I read a lot of short stories. Not as many as a literary journal editor—the former editor of Crazyhorse (or maybe it was The Literary Review) estimated at one time that he had read 10,000! That’s a lot. Crazy many. Wilt-like.
Not counting my own stories—read and re-read on a seemingly endless cycle, editing or not—I read at least a story a day and usually two or three. This has reduced the amount of fiction I read in novel form. And, kind of contradictory to the novel result, I now read far more poetry than ever before. I don’t write (much) poetry, but I sure love reading a verklempt-provoking line, even if I don’t quite know WTF is going on, distracted as I am by the many swooshing sounds I hear over my freckled skull.
I no longer read newspapers, something I used to love—right up there with beer, bacon, and baseball. Now I get my newspaper calories from the internet. Columnists and pundits, wags and woebegonists.
A treat these last few years is to read the CNF and ramblings of my friends and those I would like to befriend. ML Driedger and Hoss Neufeld are among the former. (Two Snowbird Western writers who resemble Miss Kitty and Marshall Dillon. Or more so Marshall Dylan, when the gunsmoke clears.)
I also read many writers like me, whose lariats spin sometimes wild, sometimes lazy as we seek to lasso the moon. Some oh-bah-fine shorts I have read lately (or revisited, like Hwy 61) include:
“The Laughing Man”, Salinger. Find it online as easy as Bananafish pie.
“Bullet in the Brain”, Tobias Wolff.
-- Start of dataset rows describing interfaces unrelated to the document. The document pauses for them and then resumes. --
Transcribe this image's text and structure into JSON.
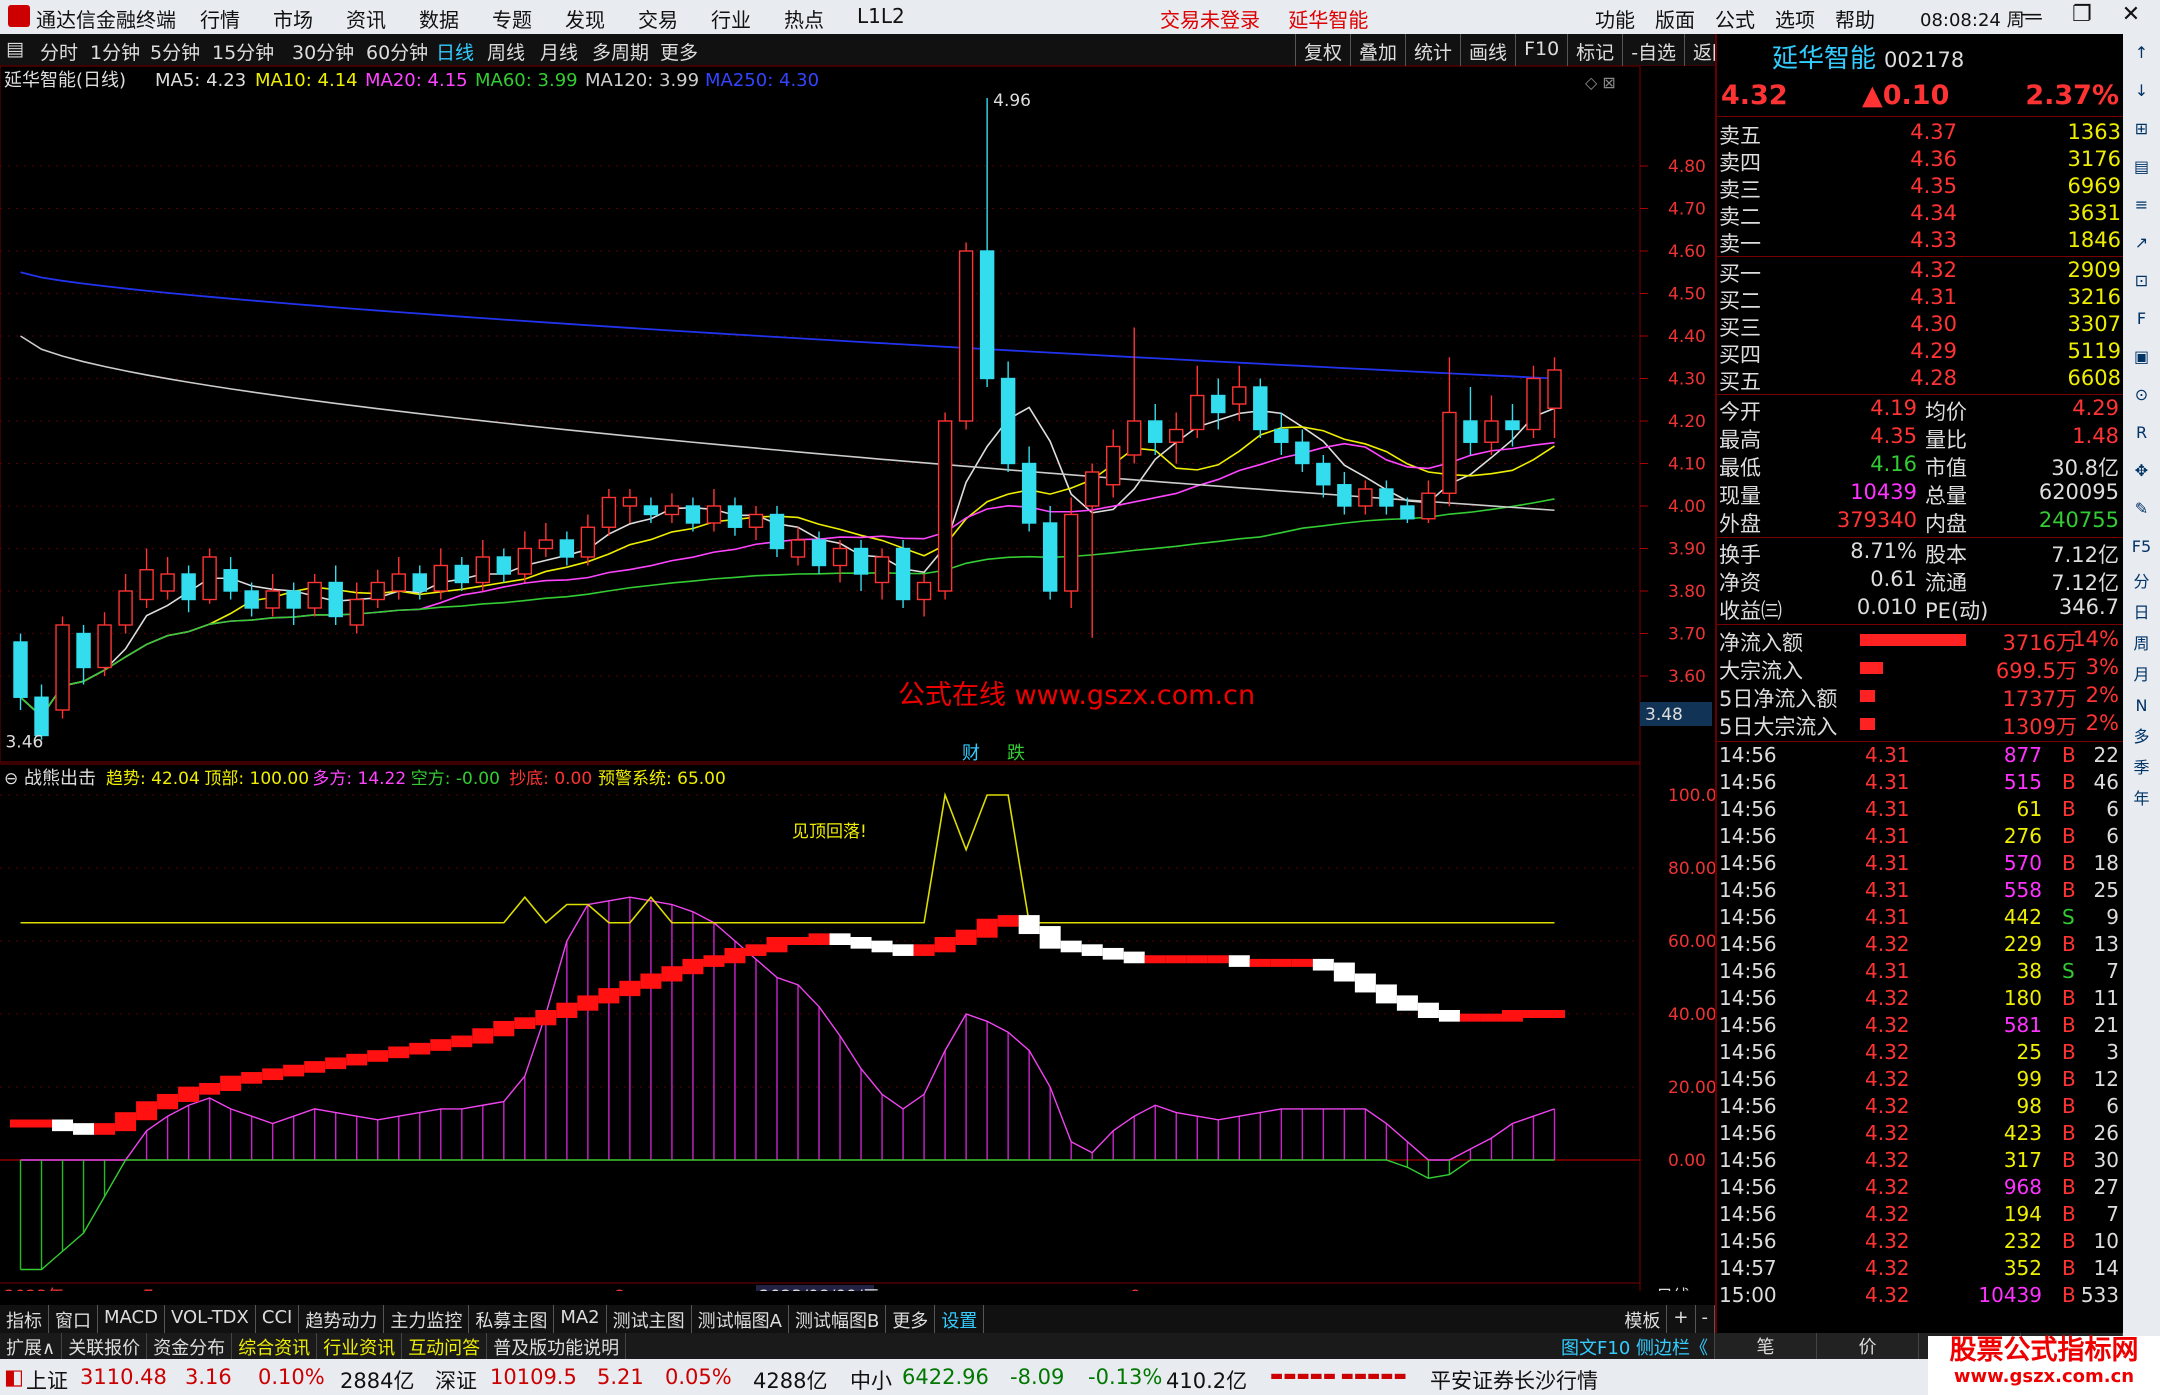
{
  "titlebar": {
    "app": "通达信金融终端",
    "menus": [
      "行情",
      "市场",
      "资讯",
      "数据",
      "专题",
      "发现",
      "交易",
      "行业",
      "热点",
      "L1L2"
    ],
    "trade_status": "交易未登录",
    "stock_name": "延华智能",
    "funcs": [
      "功能",
      "版面",
      "公式",
      "选项",
      "帮助"
    ],
    "time": "08:08:24",
    "weekday": "周一"
  },
  "periods": [
    "分时",
    "1分钟",
    "5分钟",
    "15分钟",
    "30分钟",
    "60分钟",
    "日线",
    "周线",
    "月线",
    "多周期",
    "更多"
  ],
  "active_period": "日线",
  "tools": [
    "复权",
    "叠加",
    "统计",
    "画线",
    "F10",
    "标记",
    "-自选",
    "返回"
  ],
  "main": {
    "title": "延华智能(日线)",
    "ma": [
      {
        "t": "MA5: 4.23",
        "c": "#dddddd"
      },
      {
        "t": "MA10: 4.14",
        "c": "#eeee00"
      },
      {
        "t": "MA20: 4.15",
        "c": "#ff44ff"
      },
      {
        "t": "MA60: 3.99",
        "c": "#33cc33"
      },
      {
        "t": "MA120: 3.99",
        "c": "#cccccc"
      },
      {
        "t": "MA250: 4.30",
        "c": "#3344ff"
      }
    ],
    "hi_label": "4.96",
    "lo_label": "3.46",
    "last_price": "3.48",
    "watermark": "公式在线  www.gszx.com.cn",
    "badges": [
      "财",
      "跌"
    ],
    "yticks": [
      "4.80",
      "4.70",
      "4.60",
      "4.50",
      "4.40",
      "4.30",
      "4.20",
      "4.10",
      "4.00",
      "3.90",
      "3.80",
      "3.70",
      "3.60"
    ]
  },
  "indicator": {
    "name": "战熊出击",
    "items": [
      {
        "t": "趋势: 42.04",
        "c": "#eeee00"
      },
      {
        "t": "顶部: 100.00",
        "c": "#eeee00"
      },
      {
        "t": "多方: 14.22",
        "c": "#ff44ff"
      },
      {
        "t": "空方: -0.00",
        "c": "#33cc33"
      },
      {
        "t": "抄底: 0.00",
        "c": "#ff3333"
      },
      {
        "t": "预警系统: 65.00",
        "c": "#eeee00"
      }
    ],
    "annotation": "见顶回落!",
    "yticks": [
      "100.0",
      "80.00",
      "60.00",
      "40.00",
      "20.00",
      "0.00"
    ]
  },
  "xaxis": {
    "labels": [
      "2023年",
      "7",
      "8",
      "9"
    ],
    "cursor": "2023/08/09/三",
    "period": "日线"
  },
  "chart_data": [
    {
      "type": "candlestick",
      "title": "延华智能(日线)",
      "ylim": [
        3.46,
        4.96
      ],
      "hi": 4.96,
      "lo": 3.46,
      "ma": {
        "MA5": 4.23,
        "MA10": 4.14,
        "MA20": 4.15,
        "MA60": 3.99,
        "MA120": 3.99,
        "MA250": 4.3
      },
      "candles": [
        [
          3.68,
          3.55,
          3.7,
          3.52
        ],
        [
          3.55,
          3.46,
          3.58,
          3.45
        ],
        [
          3.52,
          3.72,
          3.74,
          3.5
        ],
        [
          3.7,
          3.62,
          3.72,
          3.58
        ],
        [
          3.62,
          3.72,
          3.75,
          3.6
        ],
        [
          3.72,
          3.8,
          3.84,
          3.7
        ],
        [
          3.78,
          3.85,
          3.9,
          3.76
        ],
        [
          3.8,
          3.84,
          3.88,
          3.78
        ],
        [
          3.84,
          3.78,
          3.86,
          3.75
        ],
        [
          3.78,
          3.88,
          3.9,
          3.77
        ],
        [
          3.85,
          3.8,
          3.88,
          3.78
        ],
        [
          3.8,
          3.76,
          3.82,
          3.74
        ],
        [
          3.76,
          3.8,
          3.84,
          3.74
        ],
        [
          3.8,
          3.76,
          3.82,
          3.72
        ],
        [
          3.76,
          3.82,
          3.84,
          3.74
        ],
        [
          3.82,
          3.74,
          3.86,
          3.72
        ],
        [
          3.72,
          3.78,
          3.82,
          3.7
        ],
        [
          3.78,
          3.82,
          3.85,
          3.76
        ],
        [
          3.8,
          3.84,
          3.88,
          3.78
        ],
        [
          3.84,
          3.8,
          3.86,
          3.78
        ],
        [
          3.8,
          3.86,
          3.9,
          3.78
        ],
        [
          3.86,
          3.82,
          3.88,
          3.8
        ],
        [
          3.82,
          3.88,
          3.92,
          3.8
        ],
        [
          3.88,
          3.84,
          3.9,
          3.82
        ],
        [
          3.84,
          3.9,
          3.94,
          3.82
        ],
        [
          3.9,
          3.92,
          3.96,
          3.88
        ],
        [
          3.92,
          3.88,
          3.94,
          3.86
        ],
        [
          3.88,
          3.95,
          3.98,
          3.86
        ],
        [
          3.95,
          4.02,
          4.04,
          3.93
        ],
        [
          4.0,
          4.02,
          4.04,
          3.96
        ],
        [
          4.0,
          3.98,
          4.02,
          3.96
        ],
        [
          3.98,
          4.0,
          4.03,
          3.96
        ],
        [
          4.0,
          3.96,
          4.02,
          3.94
        ],
        [
          3.96,
          4.0,
          4.04,
          3.94
        ],
        [
          4.0,
          3.95,
          4.02,
          3.93
        ],
        [
          3.95,
          3.98,
          4.0,
          3.92
        ],
        [
          3.98,
          3.9,
          4.0,
          3.88
        ],
        [
          3.88,
          3.92,
          3.95,
          3.86
        ],
        [
          3.92,
          3.86,
          3.94,
          3.84
        ],
        [
          3.86,
          3.9,
          3.92,
          3.82
        ],
        [
          3.9,
          3.84,
          3.92,
          3.8
        ],
        [
          3.82,
          3.88,
          3.9,
          3.78
        ],
        [
          3.9,
          3.78,
          3.92,
          3.76
        ],
        [
          3.78,
          3.82,
          3.84,
          3.74
        ],
        [
          3.8,
          4.2,
          4.22,
          3.78
        ],
        [
          4.2,
          4.6,
          4.62,
          4.18
        ],
        [
          4.6,
          4.3,
          4.96,
          4.28
        ],
        [
          4.3,
          4.1,
          4.34,
          4.08
        ],
        [
          4.1,
          3.96,
          4.14,
          3.94
        ],
        [
          3.96,
          3.8,
          4.0,
          3.78
        ],
        [
          3.8,
          3.98,
          4.02,
          3.76
        ],
        [
          4.0,
          4.08,
          4.1,
          3.69
        ],
        [
          4.05,
          4.14,
          4.18,
          4.02
        ],
        [
          4.12,
          4.2,
          4.42,
          4.1
        ],
        [
          4.2,
          4.15,
          4.24,
          4.12
        ],
        [
          4.15,
          4.18,
          4.22,
          4.1
        ],
        [
          4.18,
          4.26,
          4.33,
          4.16
        ],
        [
          4.26,
          4.22,
          4.3,
          4.18
        ],
        [
          4.24,
          4.28,
          4.33,
          4.2
        ],
        [
          4.28,
          4.18,
          4.3,
          4.16
        ],
        [
          4.18,
          4.15,
          4.22,
          4.12
        ],
        [
          4.15,
          4.1,
          4.18,
          4.08
        ],
        [
          4.1,
          4.05,
          4.12,
          4.02
        ],
        [
          4.05,
          4.0,
          4.08,
          3.98
        ],
        [
          4.0,
          4.04,
          4.06,
          3.98
        ],
        [
          4.04,
          4.0,
          4.06,
          3.98
        ],
        [
          4.0,
          3.97,
          4.02,
          3.96
        ],
        [
          3.97,
          4.03,
          4.06,
          3.96
        ],
        [
          4.03,
          4.22,
          4.35,
          4.0
        ],
        [
          4.2,
          4.15,
          4.28,
          4.12
        ],
        [
          4.15,
          4.2,
          4.26,
          4.12
        ],
        [
          4.2,
          4.18,
          4.24,
          4.14
        ],
        [
          4.18,
          4.3,
          4.33,
          4.16
        ],
        [
          4.23,
          4.32,
          4.35,
          4.16
        ]
      ]
    },
    {
      "type": "line",
      "title": "战熊出击",
      "ylim": [
        0,
        100
      ],
      "series": [
        {
          "name": "顶部",
          "values": [
            65,
            65,
            65,
            65,
            65,
            65,
            65,
            65,
            65,
            65,
            65,
            65,
            65,
            65,
            65,
            65,
            65,
            65,
            65,
            65,
            65,
            65,
            65,
            65,
            72,
            65,
            70,
            70,
            65,
            65,
            72,
            65,
            65,
            65,
            65,
            65,
            65,
            65,
            65,
            65,
            65,
            65,
            65,
            65,
            100,
            85,
            100,
            100,
            65,
            65,
            65,
            65,
            65,
            65,
            65,
            65,
            65,
            65,
            65,
            65,
            65,
            65,
            65,
            65,
            65,
            65,
            65,
            65,
            65,
            65,
            65,
            65,
            65,
            65
          ]
        },
        {
          "name": "趋势",
          "values": [
            10,
            10,
            9,
            8,
            9,
            12,
            15,
            17,
            19,
            20,
            22,
            23,
            24,
            25,
            26,
            27,
            28,
            29,
            30,
            31,
            32,
            33,
            35,
            37,
            38,
            40,
            42,
            44,
            46,
            48,
            50,
            52,
            54,
            55,
            57,
            58,
            60,
            60,
            61,
            60,
            59,
            58,
            57,
            58,
            60,
            62,
            65,
            66,
            63,
            59,
            58,
            57,
            56,
            55,
            55,
            55,
            55,
            55,
            54,
            54,
            54,
            54,
            53,
            50,
            47,
            44,
            42,
            40,
            39,
            39,
            39,
            40,
            40,
            40
          ]
        },
        {
          "name": "多方",
          "values": [
            0,
            0,
            0,
            0,
            0,
            0,
            8,
            12,
            15,
            17,
            14,
            12,
            10,
            12,
            14,
            13,
            12,
            11,
            12,
            13,
            14,
            14,
            15,
            16,
            23,
            40,
            60,
            70,
            71,
            72,
            71,
            70,
            68,
            65,
            60,
            55,
            50,
            48,
            42,
            34,
            25,
            18,
            14,
            18,
            30,
            40,
            38,
            35,
            30,
            20,
            5,
            2,
            8,
            12,
            15,
            13,
            12,
            11,
            12,
            13,
            14,
            14,
            14,
            14,
            14,
            10,
            5,
            0,
            0,
            3,
            6,
            10,
            12,
            14
          ]
        },
        {
          "name": "空方",
          "values": [
            -30,
            -30,
            -25,
            -20,
            -10,
            0,
            0,
            0,
            0,
            0,
            0,
            0,
            0,
            0,
            0,
            0,
            0,
            0,
            0,
            0,
            0,
            0,
            0,
            0,
            0,
            0,
            0,
            0,
            0,
            0,
            0,
            0,
            0,
            0,
            0,
            0,
            0,
            0,
            0,
            0,
            0,
            0,
            0,
            0,
            0,
            0,
            0,
            0,
            0,
            0,
            0,
            0,
            0,
            0,
            0,
            0,
            0,
            0,
            0,
            0,
            0,
            0,
            0,
            0,
            0,
            0,
            -2,
            -5,
            -4,
            0,
            0,
            0,
            0,
            0
          ]
        }
      ]
    }
  ],
  "right": {
    "name": "延华智能",
    "code": "002178",
    "price": "4.32",
    "change": "▲0.10",
    "pct": "2.37%",
    "asks": [
      [
        "卖五",
        "4.37",
        "1363"
      ],
      [
        "卖四",
        "4.36",
        "3176"
      ],
      [
        "卖三",
        "4.35",
        "6969"
      ],
      [
        "卖二",
        "4.34",
        "3631"
      ],
      [
        "卖一",
        "4.33",
        "1846"
      ]
    ],
    "bids": [
      [
        "买一",
        "4.32",
        "2909"
      ],
      [
        "买二",
        "4.31",
        "3216"
      ],
      [
        "买三",
        "4.30",
        "3307"
      ],
      [
        "买四",
        "4.29",
        "5119"
      ],
      [
        "买五",
        "4.28",
        "6608"
      ]
    ],
    "stats": [
      [
        "今开",
        "4.19",
        "均价",
        "4.29"
      ],
      [
        "最高",
        "4.35",
        "量比",
        "1.48"
      ],
      [
        "最低",
        "4.16",
        "市值",
        "30.8亿"
      ],
      [
        "现量",
        "10439",
        "总量",
        "620095"
      ],
      [
        "外盘",
        "379340",
        "内盘",
        "240755"
      ]
    ],
    "stats2": [
      [
        "换手",
        "8.71%",
        "股本",
        "7.12亿"
      ],
      [
        "净资",
        "0.61",
        "流通",
        "7.12亿"
      ],
      [
        "收益㈢",
        "0.010",
        "PE(动)",
        "346.7"
      ]
    ],
    "flows": [
      [
        "净流入额",
        "3716万",
        "14%"
      ],
      [
        "大宗流入",
        "699.5万",
        "3%"
      ],
      [
        "5日净流入额",
        "1737万",
        "2%"
      ],
      [
        "5日大宗流入",
        "1309万",
        "2%"
      ]
    ],
    "flows_pct": [
      14,
      3,
      2,
      2
    ],
    "ticks": [
      [
        "14:56",
        "4.31",
        "877",
        "B",
        "22"
      ],
      [
        "14:56",
        "4.31",
        "515",
        "B",
        "46"
      ],
      [
        "14:56",
        "4.31",
        "61",
        "B",
        "6"
      ],
      [
        "14:56",
        "4.31",
        "276",
        "B",
        "6"
      ],
      [
        "14:56",
        "4.31",
        "570",
        "B",
        "18"
      ],
      [
        "14:56",
        "4.31",
        "558",
        "B",
        "25"
      ],
      [
        "14:56",
        "4.31",
        "442",
        "S",
        "9"
      ],
      [
        "14:56",
        "4.32",
        "229",
        "B",
        "13"
      ],
      [
        "14:56",
        "4.31",
        "38",
        "S",
        "7"
      ],
      [
        "14:56",
        "4.32",
        "180",
        "B",
        "11"
      ],
      [
        "14:56",
        "4.32",
        "581",
        "B",
        "21"
      ],
      [
        "14:56",
        "4.32",
        "25",
        "B",
        "3"
      ],
      [
        "14:56",
        "4.32",
        "99",
        "B",
        "12"
      ],
      [
        "14:56",
        "4.32",
        "98",
        "B",
        "6"
      ],
      [
        "14:56",
        "4.32",
        "423",
        "B",
        "26"
      ],
      [
        "14:56",
        "4.32",
        "317",
        "B",
        "30"
      ],
      [
        "14:56",
        "4.32",
        "968",
        "B",
        "27"
      ],
      [
        "14:56",
        "4.32",
        "194",
        "B",
        "7"
      ],
      [
        "14:56",
        "4.32",
        "232",
        "B",
        "10"
      ],
      [
        "14:57",
        "4.32",
        "352",
        "B",
        "14"
      ],
      [
        "15:00",
        "4.32",
        "10439",
        "B",
        "533"
      ]
    ],
    "tabs": [
      "笔",
      "价",
      "细",
      "势"
    ]
  },
  "sidebar": [
    "分",
    "日",
    "周",
    "月",
    "N",
    "多",
    "季",
    "年"
  ],
  "bottom_tabs": [
    "指标",
    "窗口",
    "MACD",
    "VOL-TDX",
    "CCI",
    "趋势动力",
    "主力监控",
    "私募主图",
    "MA2",
    "测试主图",
    "测试幅图A",
    "测试幅图B",
    "更多",
    "设置"
  ],
  "bottom_active": "设置",
  "bottom_right": [
    "模板",
    "+",
    "-"
  ],
  "links": [
    "扩展∧",
    "关联报价",
    "资金分布",
    "综合资讯",
    "行业资讯",
    "互动问答",
    "普及版功能说明"
  ],
  "f10": "图文F10 侧边栏《",
  "status": {
    "sh": "上证",
    "sh_v": "3110.48",
    "sh_c": "3.16",
    "sh_p": "0.10%",
    "sh_a": "2884亿",
    "sz": "深证",
    "sz_v": "10109.5",
    "sz_c": "5.21",
    "sz_p": "0.05%",
    "sz_a": "4288亿",
    "zx": "中小",
    "zx_v": "6422.96",
    "zx_c": "-8.09",
    "zx_p": "-0.13%",
    "zx_a": "410.2亿",
    "broker": "平安证券长沙行情"
  },
  "ad": {
    "title": "股票公式指标网",
    "url": "www.gszx.com.cn"
  }
}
Also just a gecko-twitch away, via Google. (This month’s group read for the Wpg Public Library Writing Circle, led by W-I-R Carolyn Gray.)
“The Tree Planter”, Spencer Sekulin. On *Fiction on the Web* a UK joint edited by Sir Charlie Fish.
“Sparking Spot”, Ramona Jones Go to Ms. Jones FB page and track it down there.
“What We Bury”, Madeline Anthes. barrenmagazine.com
All this is part of my latest (and one of my bestest) rock-strewn trails: “Travel widely, experiment boldly, love deeply… ” Words to live by from one of my painting heroes, Winslow Homer. I can handle the second and the third as well as any cheroot-chewin’ gunslinger who cares to draw down on me. The travel one too, with buts and caveats—I can go where I wanna go, do what I wanna do, so long as Swoop flies there for next to frickin’ nuthin’, or our grandkids are there/going to be there, or I win the lottery. (The less common kind of lottery for which you don’t have to buy tickets to win.)
But maybe I don’t need to travel as widely as ol’ WH would have me do… I live in the four seasons of nature surrounded not by people and parking lots and coffee spoons, but rather by small-but-tough animals, white-capped water, and a forest of cross-country skis and tall timber. The love of my redheaded life sits across the dining room table from me each day and inexplicably, loves me deeply with her big brown eyes.
So, I hope interesting, unusual, flaky people can drop by Jessica from time to time, so I can hack the Winslow directive to travel widely. We’ll “welcome widely!”
3.11.20—Addendum: Here’s another story, one to make the hair raise up on your neck and your heart swell a little as it pumps: https://mastersreview.com/new-voices/skin-hunger-by-melissa-goode/ (I spotted this one on Madeline Anthes twitter feed. “Skin Hunger” by Melissa Goode.)
8.26.20—And another, read with passion and intelligence at 28:55 in this open mic (San Fran Mechanics’ Institute) by Bay Area author Francee Covington… her BLM essay, “Uneasy Lies the Head of the Black Mom.” https://youtu.be/CwijFbQ-YcM
P.S.—I chime in with a reading of “Freight Trains and Jet Planes” right after Ms. Covington’s performance.